By Tom Kleckner
DALLAS — SPP’s Z2 Task Force does not appear close to a solution for replacing its bedeviling crediting system for transmission upgrades.
After SPP staff and stakeholders presented alternative proposals Wednesday to improve the process in which members are assigned financial credits and obligations for sponsored upgrades, the only consensus was that more time is needed. Eight years of applying the credits incorrectly has complicated the task of trying to properly compensate project sponsors and claw back money from members that owe debts for the upgrades.
“I don’t think there’s a single proposal that addresses everything in the way we want to,” said Kansas City Power and Light’s Denise Buffington, the task force’s chair. “I think we’re going to have to cherry-pick what’s important. Concepts are important, and knowing what concepts would be nonstarters for you would be helpful.
“We don’t have the option of doing nothing,” she said, reminding the task force of its charge from the Board of Directors.
Sunflower Electric Power’s Davis Rooney suggested developing a matrix of the proposals’ elements to gain a better understanding of which pieces will be kept and which will be discarded.
“Are we retaining or not retaining the safe-harbor limit? The wind rule … the highway/byway” transmission-cost allocation rule? he asked. “Some of those questions seem pretty common across the proposals.”
“This has to be a package for us,” countered The Wind Coalition’s Steve Gaw. “Seeping little elements out, agreeing to take this out and that out … that will create a challenge. The idea that you have a set funding stream on capacity upgrades and you will get reimbursed over time … that might have some attractiveness to it.”
Some stakeholders expressed a preference for using transmission congestion rights (TCRs) or incremental long-term TCRs, while others suggested following a staff proposal to create a new schedule under the SPP Tariff. Staff is already digging through FERC orders to see how the RTO might justify Tariff changes, and it is soliciting input from MISO and PJM on how they allocate the cost of upgrades.

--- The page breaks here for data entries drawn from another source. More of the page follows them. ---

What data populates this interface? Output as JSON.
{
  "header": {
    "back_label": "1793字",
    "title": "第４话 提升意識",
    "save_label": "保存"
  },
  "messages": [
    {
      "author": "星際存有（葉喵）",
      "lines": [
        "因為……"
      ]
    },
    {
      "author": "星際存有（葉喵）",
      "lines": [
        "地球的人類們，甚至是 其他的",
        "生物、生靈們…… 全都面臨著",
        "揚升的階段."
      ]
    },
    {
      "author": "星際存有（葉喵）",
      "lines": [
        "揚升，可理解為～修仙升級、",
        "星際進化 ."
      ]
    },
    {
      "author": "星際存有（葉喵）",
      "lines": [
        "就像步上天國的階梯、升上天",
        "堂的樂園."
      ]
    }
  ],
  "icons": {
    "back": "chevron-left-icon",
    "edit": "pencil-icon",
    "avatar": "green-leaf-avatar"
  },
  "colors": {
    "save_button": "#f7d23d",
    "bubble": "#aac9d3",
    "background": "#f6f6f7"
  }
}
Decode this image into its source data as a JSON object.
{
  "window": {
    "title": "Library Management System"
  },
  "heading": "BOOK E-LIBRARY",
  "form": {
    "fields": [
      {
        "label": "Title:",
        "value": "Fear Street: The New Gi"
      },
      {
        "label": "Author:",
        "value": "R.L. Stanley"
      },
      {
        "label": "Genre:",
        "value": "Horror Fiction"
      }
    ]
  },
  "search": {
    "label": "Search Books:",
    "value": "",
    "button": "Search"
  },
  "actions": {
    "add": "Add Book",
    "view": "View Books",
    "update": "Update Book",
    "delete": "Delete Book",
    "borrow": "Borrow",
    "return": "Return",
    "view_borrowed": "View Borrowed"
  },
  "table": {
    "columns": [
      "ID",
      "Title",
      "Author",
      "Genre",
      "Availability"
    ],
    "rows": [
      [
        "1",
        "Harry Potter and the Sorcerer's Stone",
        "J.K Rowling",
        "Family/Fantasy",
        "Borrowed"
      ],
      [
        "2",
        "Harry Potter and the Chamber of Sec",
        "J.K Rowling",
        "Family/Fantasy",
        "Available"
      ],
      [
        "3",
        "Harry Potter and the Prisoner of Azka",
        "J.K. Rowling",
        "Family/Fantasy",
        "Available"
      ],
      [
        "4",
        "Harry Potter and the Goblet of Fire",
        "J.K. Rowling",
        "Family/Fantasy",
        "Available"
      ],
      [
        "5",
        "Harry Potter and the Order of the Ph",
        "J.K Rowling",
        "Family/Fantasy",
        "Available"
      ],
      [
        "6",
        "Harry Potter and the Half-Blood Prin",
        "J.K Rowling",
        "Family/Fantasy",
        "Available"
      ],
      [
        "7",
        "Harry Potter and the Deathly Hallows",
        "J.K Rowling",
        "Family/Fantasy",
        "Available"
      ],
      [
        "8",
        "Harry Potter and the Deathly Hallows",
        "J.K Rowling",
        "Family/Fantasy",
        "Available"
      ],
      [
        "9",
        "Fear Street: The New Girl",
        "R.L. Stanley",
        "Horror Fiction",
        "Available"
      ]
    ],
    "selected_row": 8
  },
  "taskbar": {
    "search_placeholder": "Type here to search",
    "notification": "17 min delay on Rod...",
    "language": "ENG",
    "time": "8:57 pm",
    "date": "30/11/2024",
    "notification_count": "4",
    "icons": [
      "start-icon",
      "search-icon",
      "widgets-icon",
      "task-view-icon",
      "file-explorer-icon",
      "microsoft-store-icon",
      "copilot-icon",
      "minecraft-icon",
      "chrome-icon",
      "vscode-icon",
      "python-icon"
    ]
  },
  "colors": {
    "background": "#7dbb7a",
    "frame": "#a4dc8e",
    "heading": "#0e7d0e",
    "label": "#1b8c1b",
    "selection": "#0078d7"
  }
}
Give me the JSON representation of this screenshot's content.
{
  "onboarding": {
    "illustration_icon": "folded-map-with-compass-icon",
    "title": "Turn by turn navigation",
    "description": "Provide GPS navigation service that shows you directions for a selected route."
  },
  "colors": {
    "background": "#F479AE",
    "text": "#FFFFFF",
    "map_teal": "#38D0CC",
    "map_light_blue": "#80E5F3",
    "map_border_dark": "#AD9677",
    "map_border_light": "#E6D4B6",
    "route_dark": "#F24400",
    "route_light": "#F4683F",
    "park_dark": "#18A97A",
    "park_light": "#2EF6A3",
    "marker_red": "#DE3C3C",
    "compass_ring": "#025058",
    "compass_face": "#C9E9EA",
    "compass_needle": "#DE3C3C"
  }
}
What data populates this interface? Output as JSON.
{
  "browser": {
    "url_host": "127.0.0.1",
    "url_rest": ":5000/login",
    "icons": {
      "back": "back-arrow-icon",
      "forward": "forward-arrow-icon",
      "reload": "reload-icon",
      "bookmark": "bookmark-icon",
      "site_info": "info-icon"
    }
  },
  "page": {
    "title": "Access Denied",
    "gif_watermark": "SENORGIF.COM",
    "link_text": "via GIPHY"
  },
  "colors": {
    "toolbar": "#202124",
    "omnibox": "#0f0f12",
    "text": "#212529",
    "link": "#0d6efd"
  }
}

Meena Thomas, a senior market economist with the Public Utility Commission of Texas, said the state regulators’ Cost Allocation Working Group would be unlikely to accept any increase in base-plan funding as part of any rule change.
“Based on discussions at the CAWG, they have a concern,” Thomas said.
Staff Proposes New Schedule
Staff proposed replacing the Tariff’s Attachment Z2 with a separate Schedule 13. SPP’s Charles Locke said the new schedule’s charges would fund all upgrade sponsors’ credit payments and would apply to all network and point-to-point customers.
“A separate schedule might be cleaner and less complex in both administration and Tariff structure,” Locke said.
He said the charge could either be a regionwide charge or a combination of regionwide and zonal charges. The rate would be revised periodically, he said, possibly through an annual formula update.
Under the Schedule 13 proposal, Locke said, the entire facility cost would not be “simply” rolled into rates, instead being limited by the extent to which the facility is used for transmission service. He said the proposal would address legacy Z2 balances and eliminate directly assigned upgrade costs in the future.
Barraged by questions about his proposal, Locke injected some levity into the discussion. “Just to clear things up, I’m going to throw some calculations on the board,” he said to laughter.
The staff proposal had its supporters. “I’d like to see where Schedule 13 goes,” said the Kansas Power Pool’s Larry Holloway. “[I’d like to know] how material are the dollars that fly around and some idea of how big it is.”
AEP: Eliminate Invoicing
American Electric Power’s Richard Ross proposed an approach he said was “fair, reasonable and efficient.” He focused on sponsored network upgrades, saying the current approach has been to view the projects as “new construction,” but that they should be viewed as economic projects.
Ross suggested continuing to calculate revenue credits for long-term service and regionally funding the costs while eliminating the short-term revenue credit calculations and grossing up other credits by 2%. He said existing sponsorships should be handled the same way.
“The process would eliminate the invoicing and stop the proliferation of new project sponsors and their associated accounting,” Ross said.
Dennis Reed, a recent Westar Energy retiree and now a consultant with his Midwest Regulatory Consulting firm, had his own ideas. He proposed eliminating short-term TSR credits to reduce the number of new upgrade sponsors but leaving the rest of the TSR-upgrade process the same.
Reed suggested creating a 20-year payback schedule for only those generation interconnection (GI) upgrades that create available transfer capability (ATC) and giving ILTCRs for sponsored upgrades, which must still meet the current need test.
“The basic goal is to minimize the work staff has to do,” said Reed, alluding to the processing of short-term service requests, which account for about 2% of all Z2 work.
Reed said his proposal would reduce the number of future upgrade sponsors and give GI customers a guaranteed payment schedule for all upgrades that provide added ATC. It would also lower costs to transmission customers because most upgrades that do not increase ATC — generally for switches and enhanced control systems — are not eligible for payments, he said.
“A builder of a sponsored upgrade will know the possible value of any upgrade it builds,” Reed said.